Quote the entries in full, character for character, without their images.

Data for the task below:

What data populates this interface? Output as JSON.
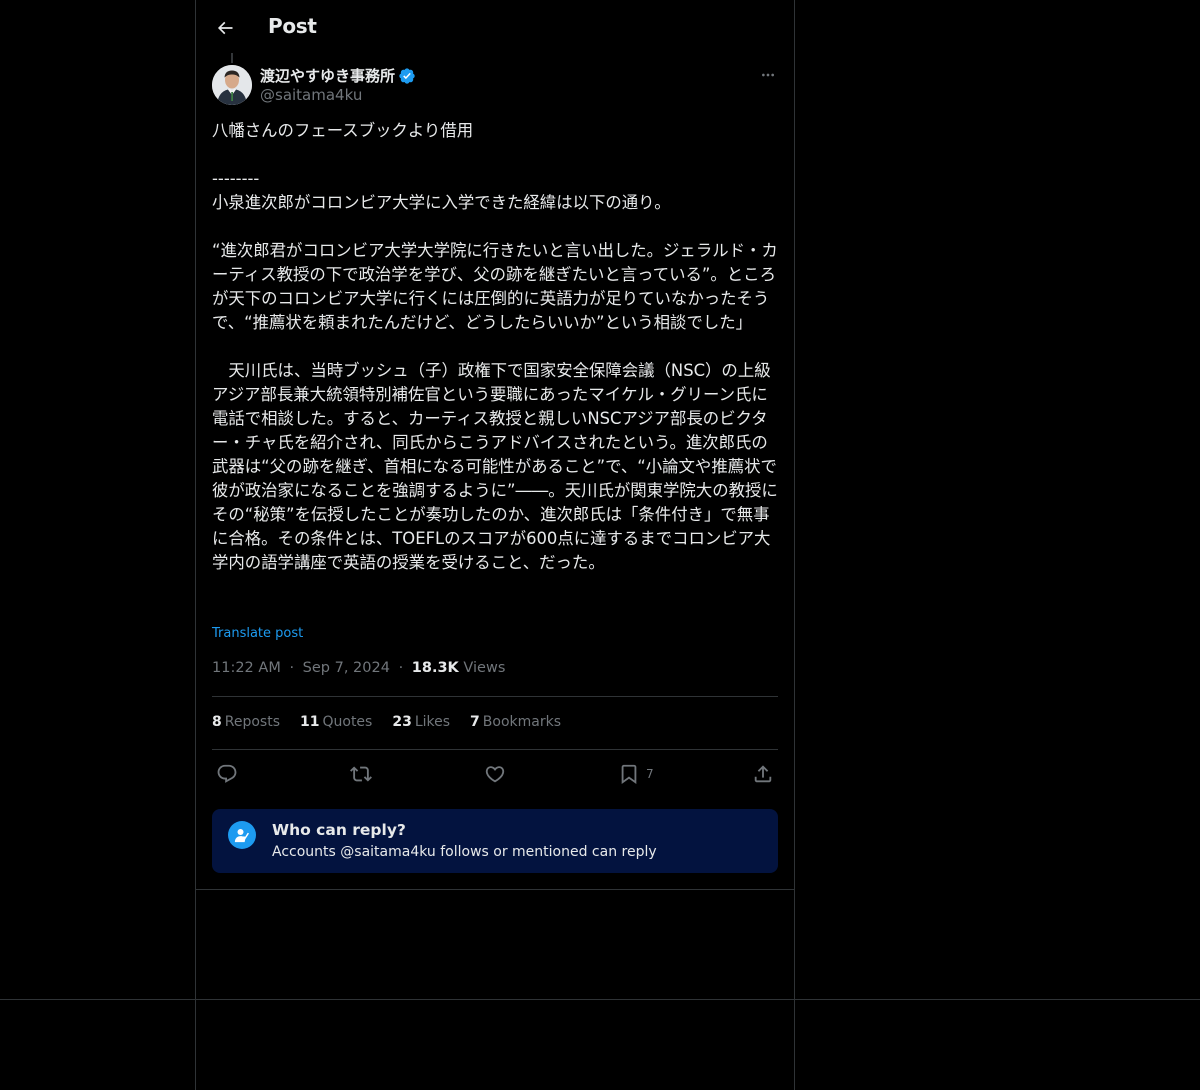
{
  "header": {
    "title": "Post"
  },
  "author": {
    "name": "渡辺やすゆき事務所",
    "handle": "@saitama4ku"
  },
  "post": {
    "text": "八幡さんのフェースブックより借用\n\n--------\n小泉進次郎がコロンビア大学に入学できた経緯は以下の通り。\n\n“進次郎君がコロンビア大学大学院に行きたいと言い出した。ジェラルド・カーティス教授の下で政治学を学び、父の跡を継ぎたいと言っている”。ところが天下のコロンビア大学に行くには圧倒的に英語力が足りていなかったそうで、“推薦状を頼まれたんだけど、どうしたらいいか”という相談でした」\n\n　天川氏は、当時ブッシュ（子）政権下で国家安全保障会議（NSC）の上級アジア部長兼大統領特別補佐官という要職にあったマイケル・グリーン氏に電話で相談した。すると、カーティス教授と親しいNSCアジア部長のビクター・チャ氏を紹介され、同氏からこうアドバイスされたという。進次郎氏の武器は“父の跡を継ぎ、首相になる可能性があること”で、“小論文や推薦状で彼が政治家になることを強調するように”――。天川氏が関東学院大の教授にその“秘策”を伝授したことが奏功したのか、進次郎氏は「条件付き」で無事に合格。その条件とは、TOEFLのスコアが600点に達するまでコロンビア大学内の語学講座で英語の授業を受けること、だった。",
    "translate_label": "Translate post",
    "time": "11:22 AM",
    "date": "Sep 7, 2024",
    "views_count": "18.3K",
    "views_label": "Views",
    "separator": "·"
  },
  "stats": {
    "reposts_count": "8",
    "reposts_label": "Reposts",
    "quotes_count": "11",
    "quotes_label": "Quotes",
    "likes_count": "23",
    "likes_label": "Likes",
    "bookmarks_count": "7",
    "bookmarks_label": "Bookmarks"
  },
  "actions": {
    "bookmark_count": "7",
    "icons": [
      "reply-icon",
      "repost-icon",
      "like-icon",
      "bookmark-icon",
      "share-icon"
    ]
  },
  "reply_settings": {
    "title": "Who can reply?",
    "subtitle": "Accounts @saitama4ku follows or mentioned can reply"
  },
  "colors": {
    "background": "#000000",
    "accent": "#1d9bf0",
    "muted": "#71767b",
    "box": "#03133f"
  }
}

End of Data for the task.

Exercise solution ▸
What data populates this interface? Output as JSON.
{
  "header": {
    "title": "Post"
  },
  "author": {
    "name": "渡辺やすゆき事務所",
    "handle": "@saitama4ku"
  },
  "post": {
    "text": "八幡さんのフェースブックより借用\n\n--------\n小泉進次郎がコロンビア大学に入学できた経緯は以下の通り。\n\n“進次郎君がコロンビア大学大学院に行きたいと言い出した。ジェラルド・カーティス教授の下で政治学を学び、父の跡を継ぎたいと言っている”。ところが天下のコロンビア大学に行くには圧倒的に英語力が足りていなかったそうで、“推薦状を頼まれたんだけど、どうしたらいいか”という相談でした」\n\n　天川氏は、当時ブッシュ（子）政権下で国家安全保障会議（NSC）の上級アジア部長兼大統領特別補佐官という要職にあったマイケル・グリーン氏に電話で相談した。すると、カーティス教授と親しいNSCアジア部長のビクター・チャ氏を紹介され、同氏からこうアドバイスされたという。進次郎氏の武器は“父の跡を継ぎ、首相になる可能性があること”で、“小論文や推薦状で彼が政治家になることを強調するように”――。天川氏が関東学院大の教授にその“秘策”を伝授したことが奏功したのか、進次郎氏は「条件付き」で無事に合格。その条件とは、TOEFLのスコアが600点に達するまでコロンビア大学内の語学講座で英語の授業を受けること、だった。",
    "translate_label": "Translate post",
    "time": "11:22 AM",
    "date": "Sep 7, 2024",
    "views_count": "18.3K",
    "views_label": "Views",
    "separator": "·"
  },
  "stats": {
    "reposts_count": "8",
    "reposts_label": "Reposts",
    "quotes_count": "11",
    "quotes_label": "Quotes",
    "likes_count": "23",
    "likes_label": "Likes",
    "bookmarks_count": "7",
    "bookmarks_label": "Bookmarks"
  },
  "actions": {
    "bookmark_count": "7",
    "icons": [
      "reply-icon",
      "repost-icon",
      "like-icon",
      "bookmark-icon",
      "share-icon"
    ]
  },
  "reply_settings": {
    "title": "Who can reply?",
    "subtitle": "Accounts @saitama4ku follows or mentioned can reply"
  },
  "colors": {
    "background": "#000000",
    "accent": "#1d9bf0",
    "muted": "#71767b",
    "box": "#03133f"
  }
}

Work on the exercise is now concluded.